Misophonia: My Green Eyed Monster

greed eyed monster

Many people are envious of material things: houses, cars, money and expensive jewelry. Others are envious of another person’s looks, or relationship with their special someone. Like everyone else, I have been guilty of wishing for those things. In all honesty, the one thing that I will always long for is the ability to have normal hearing.

I have suffered from misophonia my entire life and have never experienced any occasion without trigger sounds. Of course, up until a few years ago, I didn’t know or understand why I hated participating in so many activities. Why the anticipation of going to dinner would prompt me to start an argument with my loved one. Even going to a movie theater was torturous. The other movie watchers with their coughing, or crunching, rattling their skittles… AHHH! It is extremely difficult to enjoy a movie with all those triggers, not to mention the extremely loud theater sounds and music, which feels like puncturing inside of my ears.

“I just want to be normal. I am not ‘annoyed’ by these sounds.”

You cannot “miss” what you have never had, right? I suppose that is true for the most part. But I see all the social media posts of friends with their loved ones, going to family gatherings, out to dinner or an amusement park, and I imagine what it must be like to enjoy these things. What does it feel like to sit in a restaurant engaging in pleasant conversation without the constant fear that someone at the next table will scrape their fork against their plate? How does it feel to be able to eat a meal with my husband at the same table without wanting to shove my fist down his throat? How does it feel to come home from work NOT wanting to drive your car off of a bridge because of the endless triggers that are constantly evoking negative hateful responses? I have accepted the fact that I may never know.

I just want to be normal. I am not “annoyed” by these sounds. I am triggered by them. They make me feel an unjustifiable rage inside. I want to hurt myself, and I want to hurt the person triggering me. Fortunately, the logical part of my brain will not allow me to act on these emotions. Sometimes, I hear the trigger sound once and fly into a rage. Other times, I hear sounds and it will fester inside me, the longer fuse on a firecracker that will explode just as I think I was able to handle the situation.

Misophonia is not fun. My list of triggers is endless, and this condition is extremely debilitating. I cannot do things that “normal” people can do. Just as a diabetic or someone with high blood pressure must make lifestyle changes due to their conditions, I also have lifestyle changes in order to cope with misophonia. Sadly, many of these changes have resulted in sacrifices in my everyday life. As much as I struggle to find coping mechanisms, it is an ongoing challenge.

Now, I can go to the movies, if I plan properly. I always request the hearing assist headphones from the box office. They allow me to stream the movie through the headset, as well as adjust the volume so it doesn’t hurt my ears. I sit in the last row of the theater and always go to the earliest showing of the day.

As far as work, it is a constant struggle. I work from home 80% of the time, and the other days I have rearranged my work day so I am only subjected to triggers a little more than half of the day.
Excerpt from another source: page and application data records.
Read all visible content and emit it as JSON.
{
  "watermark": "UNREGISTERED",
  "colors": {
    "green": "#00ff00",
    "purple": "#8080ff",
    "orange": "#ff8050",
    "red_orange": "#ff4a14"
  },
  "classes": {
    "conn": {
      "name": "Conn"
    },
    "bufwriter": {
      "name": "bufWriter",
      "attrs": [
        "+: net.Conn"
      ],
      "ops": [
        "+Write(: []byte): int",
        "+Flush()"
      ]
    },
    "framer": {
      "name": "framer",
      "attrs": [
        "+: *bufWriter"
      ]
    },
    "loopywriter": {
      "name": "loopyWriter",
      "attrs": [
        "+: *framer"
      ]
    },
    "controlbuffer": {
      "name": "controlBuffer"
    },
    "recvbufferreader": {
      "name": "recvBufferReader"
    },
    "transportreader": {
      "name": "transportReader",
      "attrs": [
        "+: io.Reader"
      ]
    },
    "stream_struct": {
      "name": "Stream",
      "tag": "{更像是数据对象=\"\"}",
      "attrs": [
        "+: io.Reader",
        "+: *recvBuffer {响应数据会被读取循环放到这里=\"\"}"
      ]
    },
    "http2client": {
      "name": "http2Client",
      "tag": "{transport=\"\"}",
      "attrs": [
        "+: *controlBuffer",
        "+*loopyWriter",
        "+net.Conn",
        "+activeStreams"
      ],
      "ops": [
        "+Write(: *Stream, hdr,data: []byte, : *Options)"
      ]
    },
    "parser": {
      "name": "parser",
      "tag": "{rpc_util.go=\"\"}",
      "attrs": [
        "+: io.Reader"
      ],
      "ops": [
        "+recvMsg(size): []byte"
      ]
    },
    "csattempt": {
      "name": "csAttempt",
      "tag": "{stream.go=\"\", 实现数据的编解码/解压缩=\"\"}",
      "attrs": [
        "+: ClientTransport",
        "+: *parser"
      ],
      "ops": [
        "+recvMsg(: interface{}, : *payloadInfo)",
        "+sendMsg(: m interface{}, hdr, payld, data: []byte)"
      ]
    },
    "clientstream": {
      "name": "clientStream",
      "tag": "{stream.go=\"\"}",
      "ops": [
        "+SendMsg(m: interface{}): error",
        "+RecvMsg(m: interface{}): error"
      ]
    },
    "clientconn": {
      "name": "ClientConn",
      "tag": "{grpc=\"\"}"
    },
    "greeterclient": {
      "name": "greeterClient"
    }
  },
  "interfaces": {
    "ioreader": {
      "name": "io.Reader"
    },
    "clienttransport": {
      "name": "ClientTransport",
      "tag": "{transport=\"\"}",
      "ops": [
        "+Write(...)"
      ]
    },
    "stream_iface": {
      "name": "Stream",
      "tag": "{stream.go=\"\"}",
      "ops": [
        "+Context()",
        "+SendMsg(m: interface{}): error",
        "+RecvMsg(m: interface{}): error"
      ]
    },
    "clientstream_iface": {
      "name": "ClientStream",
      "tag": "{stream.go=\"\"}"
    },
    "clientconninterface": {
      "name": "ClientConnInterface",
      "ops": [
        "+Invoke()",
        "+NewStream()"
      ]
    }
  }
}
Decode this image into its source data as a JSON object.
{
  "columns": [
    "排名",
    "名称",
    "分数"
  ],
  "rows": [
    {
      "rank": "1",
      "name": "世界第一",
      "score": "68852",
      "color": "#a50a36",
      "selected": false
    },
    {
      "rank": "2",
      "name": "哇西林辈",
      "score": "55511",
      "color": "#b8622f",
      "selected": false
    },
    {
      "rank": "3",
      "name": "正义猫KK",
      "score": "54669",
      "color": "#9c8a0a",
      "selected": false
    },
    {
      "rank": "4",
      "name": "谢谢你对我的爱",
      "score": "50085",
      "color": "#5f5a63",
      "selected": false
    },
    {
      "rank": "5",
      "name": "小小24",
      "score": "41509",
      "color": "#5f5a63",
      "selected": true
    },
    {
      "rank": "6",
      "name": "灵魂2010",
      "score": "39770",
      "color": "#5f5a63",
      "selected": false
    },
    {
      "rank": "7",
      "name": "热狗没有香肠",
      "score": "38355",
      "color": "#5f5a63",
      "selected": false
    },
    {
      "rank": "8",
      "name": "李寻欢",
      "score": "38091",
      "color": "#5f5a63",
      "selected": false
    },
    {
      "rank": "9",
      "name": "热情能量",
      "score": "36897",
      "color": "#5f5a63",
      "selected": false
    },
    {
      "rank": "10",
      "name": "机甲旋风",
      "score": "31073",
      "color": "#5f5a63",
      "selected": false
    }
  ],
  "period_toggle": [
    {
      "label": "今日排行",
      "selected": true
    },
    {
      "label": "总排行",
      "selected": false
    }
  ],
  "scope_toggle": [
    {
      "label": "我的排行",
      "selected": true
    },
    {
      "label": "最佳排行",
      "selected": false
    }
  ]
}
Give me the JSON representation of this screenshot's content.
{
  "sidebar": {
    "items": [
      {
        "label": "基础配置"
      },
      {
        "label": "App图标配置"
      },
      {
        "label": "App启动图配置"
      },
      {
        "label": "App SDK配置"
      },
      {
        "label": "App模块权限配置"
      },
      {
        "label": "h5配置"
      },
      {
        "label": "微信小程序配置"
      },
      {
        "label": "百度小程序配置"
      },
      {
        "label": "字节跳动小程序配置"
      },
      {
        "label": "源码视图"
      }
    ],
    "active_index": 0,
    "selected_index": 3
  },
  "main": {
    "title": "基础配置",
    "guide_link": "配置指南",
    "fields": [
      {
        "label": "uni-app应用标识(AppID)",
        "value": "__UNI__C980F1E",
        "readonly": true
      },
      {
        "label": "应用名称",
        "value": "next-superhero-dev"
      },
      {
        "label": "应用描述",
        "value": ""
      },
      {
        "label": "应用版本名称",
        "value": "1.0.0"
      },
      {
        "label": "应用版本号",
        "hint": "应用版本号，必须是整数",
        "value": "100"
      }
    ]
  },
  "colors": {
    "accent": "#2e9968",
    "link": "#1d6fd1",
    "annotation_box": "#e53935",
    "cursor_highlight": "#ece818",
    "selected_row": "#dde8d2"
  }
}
Between the work accommodations I have in place, and the ear plugs I wear most of the day, I am still exposed to continuous loud noise and trigger sounds.

My personal life is pretty dismal, I do not engage in very many social activities, which is fine with me. My husband is not crazy about crowds so he is not impacted by my desire to stay home. So why am I jealous? My children! Although they understand misophonia and support my condition, I still feel as if they are being deprived of all of the fun activities that we should be doing as a family. Happy memories that we will never be able to create because of misophonia.

I am not ashamed to admit that I am jealous. I am jealous of all of the people that live their lives without the constant anxiety that a trigger will send them into a rage or meltdown. Misophonia has become my own little green-eyed monster.

Vicki Sladowski
My name is Vicki and I am a lifetime sufferer of Misophonia. I grew up thinking I was a mean, hateful monster, only recently did I learn that I have Misophonia. Like most sufferers, when I found out I had an actual disorder I was so relieved to know that it is not my personality, and most importantly there are people who UNDERSTAND what I am going through and I how I feel. We are not in this alone.

Comments on Misophonia: My Green Eyed Monster

  • Alyssa

    I very much relate to your story. Ever since I can remember, I’ve always hated the sounds of tapping and watching people wiggle their feet. It seems like it’s only gotten worse and more trigger ridden from there, but it was a kind of relief knowing that there was an actual condition that explained those awful urges to rip people’s arms off when they drum against a desk. Thank you for sharing your story, it’s a great comfort to know that we are not alone in this fight.